(Interface dataset entries)
• • • • • • •

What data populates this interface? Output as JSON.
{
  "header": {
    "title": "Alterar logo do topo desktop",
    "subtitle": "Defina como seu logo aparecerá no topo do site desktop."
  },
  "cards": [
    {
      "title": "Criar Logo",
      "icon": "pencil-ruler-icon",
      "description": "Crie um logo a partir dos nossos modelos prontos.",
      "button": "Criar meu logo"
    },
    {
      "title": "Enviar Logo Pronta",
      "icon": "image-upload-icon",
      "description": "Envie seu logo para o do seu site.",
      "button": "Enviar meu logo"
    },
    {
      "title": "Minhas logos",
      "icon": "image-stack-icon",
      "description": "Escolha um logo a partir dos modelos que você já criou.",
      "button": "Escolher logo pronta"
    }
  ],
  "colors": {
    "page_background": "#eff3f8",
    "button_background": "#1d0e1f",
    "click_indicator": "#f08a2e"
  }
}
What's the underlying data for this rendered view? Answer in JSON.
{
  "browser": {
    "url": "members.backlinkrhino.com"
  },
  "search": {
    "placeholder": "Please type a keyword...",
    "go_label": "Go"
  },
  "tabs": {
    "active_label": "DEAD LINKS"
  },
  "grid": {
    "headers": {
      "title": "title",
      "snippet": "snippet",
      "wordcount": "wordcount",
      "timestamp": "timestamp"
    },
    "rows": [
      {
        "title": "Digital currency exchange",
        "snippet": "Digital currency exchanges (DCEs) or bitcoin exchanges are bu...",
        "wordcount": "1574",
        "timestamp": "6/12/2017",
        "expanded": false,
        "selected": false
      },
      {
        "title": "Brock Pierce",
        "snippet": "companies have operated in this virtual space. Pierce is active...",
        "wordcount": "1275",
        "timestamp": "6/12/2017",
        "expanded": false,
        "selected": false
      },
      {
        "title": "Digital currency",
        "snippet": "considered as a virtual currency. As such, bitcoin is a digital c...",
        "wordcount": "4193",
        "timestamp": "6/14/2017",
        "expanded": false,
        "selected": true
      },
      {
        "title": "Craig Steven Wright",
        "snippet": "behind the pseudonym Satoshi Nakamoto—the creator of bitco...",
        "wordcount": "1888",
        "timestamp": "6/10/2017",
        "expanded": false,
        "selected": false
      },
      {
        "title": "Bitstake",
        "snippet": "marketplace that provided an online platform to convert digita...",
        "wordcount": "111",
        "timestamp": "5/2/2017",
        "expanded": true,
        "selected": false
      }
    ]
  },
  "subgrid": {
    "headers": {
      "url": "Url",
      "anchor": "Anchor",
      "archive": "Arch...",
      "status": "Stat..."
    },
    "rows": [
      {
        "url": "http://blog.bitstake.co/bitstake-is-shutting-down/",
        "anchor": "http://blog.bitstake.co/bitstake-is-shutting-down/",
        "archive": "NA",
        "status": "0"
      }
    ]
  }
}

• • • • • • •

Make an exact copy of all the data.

#### Answer for this exercise:
What data populates this interface? Output as JSON.
{
  "header": {
    "title": "Alterar logo do topo desktop",
    "subtitle": "Defina como seu logo aparecerá no topo do site desktop."
  },
  "cards": [
    {
      "title": "Criar Logo",
      "icon": "pencil-ruler-icon",
      "description": "Crie um logo a partir dos nossos modelos prontos.",
      "button": "Criar meu logo"
    },
    {
      "title": "Enviar Logo Pronta",
      "icon": "image-upload-icon",
      "description": "Envie seu logo para o do seu site.",
      "button": "Enviar meu logo"
    },
    {
      "title": "Minhas logos",
      "icon": "image-stack-icon",
      "description": "Escolha um logo a partir dos modelos que você já criou.",
      "button": "Escolher logo pronta"
    }
  ],
  "colors": {
    "page_background": "#eff3f8",
    "button_background": "#1d0e1f",
    "click_indicator": "#f08a2e"
  }
}
What's the underlying data for this rendered view? Answer in JSON.
{
  "browser": {
    "url": "members.backlinkrhino.com"
  },
  "search": {
    "placeholder": "Please type a keyword...",
    "go_label": "Go"
  },
  "tabs": {
    "active_label": "DEAD LINKS"
  },
  "grid": {
    "headers": {
      "title": "title",
      "snippet": "snippet",
      "wordcount": "wordcount",
      "timestamp": "timestamp"
    },
    "rows": [
      {
        "title": "Digital currency exchange",
        "snippet": "Digital currency exchanges (DCEs) or bitcoin exchanges are bu...",
        "wordcount": "1574",
        "timestamp": "6/12/2017",
        "expanded": false,
        "selected": false
      },
      {
        "title": "Brock Pierce",
        "snippet": "companies have operated in this virtual space. Pierce is active...",
        "wordcount": "1275",
        "timestamp": "6/12/2017",
        "expanded": false,
        "selected": false
      },
      {
        "title": "Digital currency",
        "snippet": "considered as a virtual currency. As such, bitcoin is a digital c...",
        "wordcount": "4193",
        "timestamp": "6/14/2017",
        "expanded": false,
        "selected": true
      },
      {
        "title": "Craig Steven Wright",
        "snippet": "behind the pseudonym Satoshi Nakamoto—the creator of bitco...",
        "wordcount": "1888",
        "timestamp": "6/10/2017",
        "expanded": false,
        "selected": false
      },
      {
        "title": "Bitstake",
        "snippet": "marketplace that provided an online platform to convert digita...",
        "wordcount": "111",
        "timestamp": "5/2/2017",
        "expanded": true,
        "selected": false
      }
    ]
  },
  "subgrid": {
    "headers": {
      "url": "Url",
      "anchor": "Anchor",
      "archive": "Arch...",
      "status": "Stat..."
    },
    "rows": [
      {
        "url": "http://blog.bitstake.co/bitstake-is-shutting-down/",
        "anchor": "http://blog.bitstake.co/bitstake-is-shutting-down/",
        "archive": "NA",
        "status": "0"
      }
    ]
  }
}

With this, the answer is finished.